The inert gas coming from the IG blowers is sent to the individual tanks trough the deck seal unit .The main purpose of the deck seal is to prevent the back flow of HC gas into the IG system and then into the boiler. The deck seal is an additional precaution in case of failure of the non return valve situated after the deck seal and before the IG isolating valve.
- Deck isolating valve
The inert gas coming out of the deck seal unit is distributed to each cargo tank through this valve.
- The scrubber unit
The purpose of the scrubber is to purify the exhaust gas and to remove solid substances and to cool the exhaust gas.
Regulations for I.G blowers:
- SOLAS Regulations 62.3.1 require that inert gas shall be provided to the cargo tanks at a rate which is at least 125% times hIGher than the volumetric rate of discharge of cargo from the ship.

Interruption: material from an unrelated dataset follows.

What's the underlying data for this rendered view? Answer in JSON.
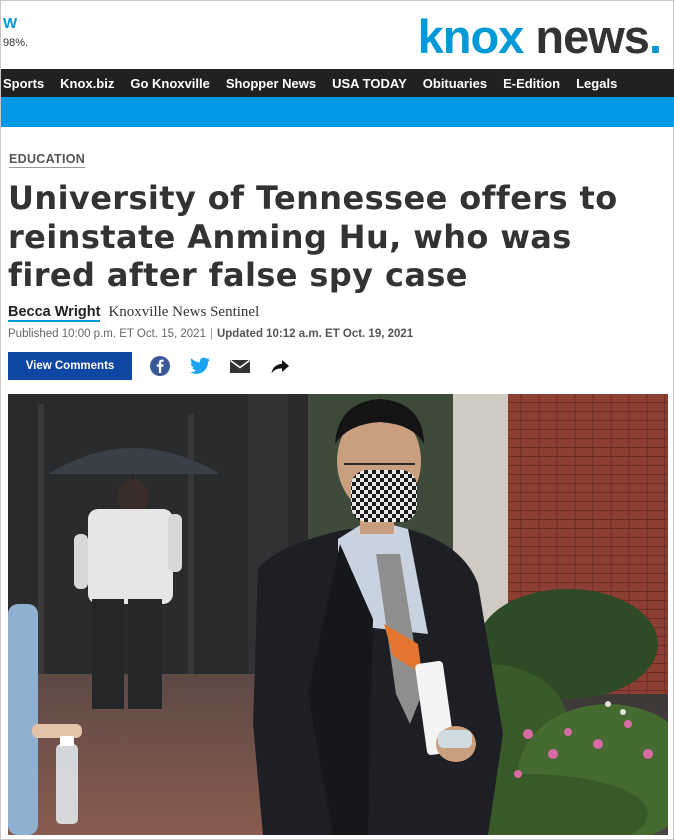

- It is also required to have two blowers for this purpose which should be capable of doing so jointly.
- A shut off arrangement must be provided in the suction and discharge connection side of the blowers.
- It is also required to have two blowers for this purpose which should be capable of doing so jointly. However in actual situations a variety of combinations are used by manufacturers depending on the exact requirements. This is acceptable as long as the regulations of 125% are complied with.
- There must be high temperature alarm ( around 65-70 deg Celsius) and a hIGh temperature trip (around 75-80 deg Celsius) to safeguard the blower.
- The blower pressure/volume characteristics should be matched to the maximum system requirements. The characteristics should be such that in the event of the discharge of any combination of cargo tanks at the discharge rate a minimum pressure of 200 mm water gauge is maintained in any cargo tank after allowing for pressure losses due to :
- The scrubber tower and demister
- The piping conveying the hot gas to the scrubbing tower
- The distribution piping downstream of the scrubber
- The deck water seal
- The length and diameter of the inert gas distribution system.